:: Supplied records ::

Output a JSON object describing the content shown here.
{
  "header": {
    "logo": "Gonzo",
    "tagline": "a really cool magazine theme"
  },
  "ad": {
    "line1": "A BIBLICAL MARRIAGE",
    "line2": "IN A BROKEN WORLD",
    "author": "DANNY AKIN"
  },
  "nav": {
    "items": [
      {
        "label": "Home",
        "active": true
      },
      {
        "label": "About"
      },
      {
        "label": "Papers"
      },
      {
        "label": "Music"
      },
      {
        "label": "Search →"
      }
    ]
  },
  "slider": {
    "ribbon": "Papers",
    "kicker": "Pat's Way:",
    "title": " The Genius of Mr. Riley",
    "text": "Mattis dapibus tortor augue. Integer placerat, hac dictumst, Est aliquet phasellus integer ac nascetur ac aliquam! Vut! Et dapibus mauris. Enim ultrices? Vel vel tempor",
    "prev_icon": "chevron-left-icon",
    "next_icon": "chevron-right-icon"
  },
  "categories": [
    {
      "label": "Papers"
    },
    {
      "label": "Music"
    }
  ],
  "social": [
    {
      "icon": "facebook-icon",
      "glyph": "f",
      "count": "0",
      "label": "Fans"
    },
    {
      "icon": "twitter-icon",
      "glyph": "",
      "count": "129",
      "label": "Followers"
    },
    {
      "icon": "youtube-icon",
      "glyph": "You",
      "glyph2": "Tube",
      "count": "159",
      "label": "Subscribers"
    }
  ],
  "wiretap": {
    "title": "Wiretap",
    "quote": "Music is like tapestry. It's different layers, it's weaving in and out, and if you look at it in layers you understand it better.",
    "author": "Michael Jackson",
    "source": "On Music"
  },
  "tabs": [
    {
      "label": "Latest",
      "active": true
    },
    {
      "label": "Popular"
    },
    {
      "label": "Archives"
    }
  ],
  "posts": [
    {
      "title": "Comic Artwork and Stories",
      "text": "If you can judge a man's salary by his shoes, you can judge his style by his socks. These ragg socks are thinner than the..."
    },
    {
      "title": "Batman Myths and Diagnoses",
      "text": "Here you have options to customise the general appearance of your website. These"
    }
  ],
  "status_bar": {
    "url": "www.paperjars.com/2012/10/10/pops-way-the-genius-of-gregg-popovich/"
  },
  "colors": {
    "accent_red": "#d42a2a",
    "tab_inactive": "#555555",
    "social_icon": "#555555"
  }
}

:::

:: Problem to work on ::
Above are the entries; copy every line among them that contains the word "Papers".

:: Written solution ::
        "label": "Papers"
    "ribbon": "Papers",
      "label": "Papers"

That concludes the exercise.